According to an SAP representative, the company earlier this month acquired the rights to German database vendor Software AG's Adabas D database and will begin selling the database this coming fall under a different name. SAP has been selling the database since 1994, but in the past two years has only been selling it to existing SAP customers in an effort to keep the technology alive.
"The goal is for SAP customers to be able to benefit from a more competitive database offering in the R/3 environment," said the SAP representative. "SAP is not trying to become a database vendor; it is selling the database only with its software, not independently."
According to Joshua Greenbaum, head of Enterprise Applications Consulting, in Berkeley, California, the most important aspect of the move for SAP is Adabas' appeal with midmarket customers, which SAP and other ERP companies are trying to woo. The move, Greenbaum pointed out, is most likely to challenge Microsoft and its SQL Server 7.0 database than Oracle on the high end.
Despite this fact and SAP's claim that it is not set on joining the ranks of database vendors, the move does signal a more aggressive approach to selling beyond the company's traditional strengths. By purchasing the rights to the technology, SAP will now be able to package the Adabas D technology with its ERP software, offering customers a complete solution that would leave Oracle or other database vendors out of the equation.
"The strategy to unseat Oracle was supposed to be SAP working with Microsoft, integrating with SQL Server, but that's not what customers are buying," said Ken Jacobs, vice president of product management in Oracle's data server division. "Its surprising, but it doesn't change the reality that customers are demanding Oracle."
As a matter of fact, just more than 700 of SAP's more than 20,000 customers are using the Adabas D software, while Oracle database technology is currently working behind 75 percent of SAP installations. As the cooperative and competitive lines between the two companies begin to blur, revenue from database sales to SAP customers could be a key in fueling Oracle's capability to develop applications that compete directly with SAP's core business.

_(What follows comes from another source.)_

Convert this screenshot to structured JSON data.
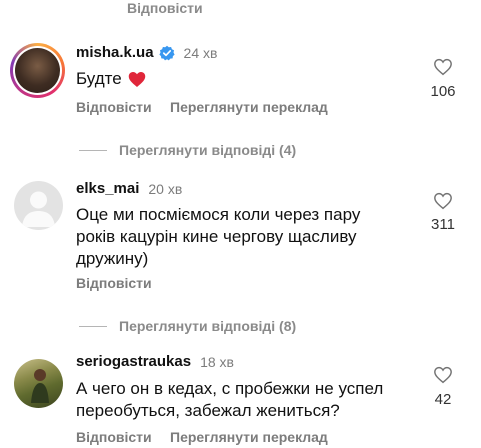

"I think SAP is beginning to feel a little vulnerable," Jacobs said. "They see Oracle offering customer-relationship management and other applications where SAP is weak, and they don't want us anywhere near their accounts."
Even more importantly, notes Jacobs, SAP's move validates Oracle's business rather than threatening to chip away at it.
"It really underlines the importance of the database business," Jacobs said. "People thought ERP was the center of the world for about 10 months, but now customers are realising that the database is one of those core technologies that is vital."